So, it’s entirely possible that the showrunners opted to move up Gandalf’s arrival in Middle-earth, to tie his story more closely with that of the Rings of Power themselves and give him a greater sense of awareness that Sauron’s presence and influence lingers. That has the potential to change some things, but remember that when it comes to Tolkien’s own writings on the Second Age, there are vast swaths of time in which we just don’t know that much about what went down. That means the series has a lot of blank canvas to fill, and a lot of different ways to use Gandalf or a Gandalf-like figure. Maybe he spends some time in Middle-earth, then goes back to the Valar to report on what he’s seen. Maybe he’s not really Gandalf until the Third Age. Maybe something else entirely is the right explanation, but planting him here would certainly tie him even closer to characters like Galadriel, and his early relationship with Harfoots would explain his lifelong love of Hobbits.
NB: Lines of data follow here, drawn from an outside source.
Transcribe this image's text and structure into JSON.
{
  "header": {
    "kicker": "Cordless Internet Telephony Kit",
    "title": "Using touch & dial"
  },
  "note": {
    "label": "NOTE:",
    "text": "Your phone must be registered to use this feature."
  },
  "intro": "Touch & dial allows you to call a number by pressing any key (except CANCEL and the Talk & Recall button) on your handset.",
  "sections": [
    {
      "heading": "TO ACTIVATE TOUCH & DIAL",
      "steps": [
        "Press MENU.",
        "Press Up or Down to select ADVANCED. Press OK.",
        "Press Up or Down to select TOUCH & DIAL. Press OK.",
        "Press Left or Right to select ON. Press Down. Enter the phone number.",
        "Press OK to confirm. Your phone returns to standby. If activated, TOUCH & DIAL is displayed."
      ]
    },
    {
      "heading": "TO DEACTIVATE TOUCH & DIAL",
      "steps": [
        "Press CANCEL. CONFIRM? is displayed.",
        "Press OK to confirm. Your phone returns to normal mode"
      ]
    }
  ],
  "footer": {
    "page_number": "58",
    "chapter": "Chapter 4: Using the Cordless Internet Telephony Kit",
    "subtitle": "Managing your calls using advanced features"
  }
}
As for his disoriented demeanor, well, for that we can look back to Tolkien, and this passage from Unfinished Tales:
For it is said indeed that being embodied the Istari [wizards] had need to learn much anew by slow experience, and though they knew whence they came the memory of the Blessed Realm was to them a vision from afar off, for which (so long as they remained true to their mission) they yearned exceedingly. Thus by enduring of free will the pangs of exile and the deceits of Sauron they might redress the evils of that time.
A spirit in a new body, sent from afar and imbued with longing for a paradise he barely remembers, would certainly explain a lot of things about The Stranger’s behavior. Whether or not it’s really the great Grey Wizard, and how much he’ll remind us of the Third Age hero he’ll eventually become, will have to wait for future episodes.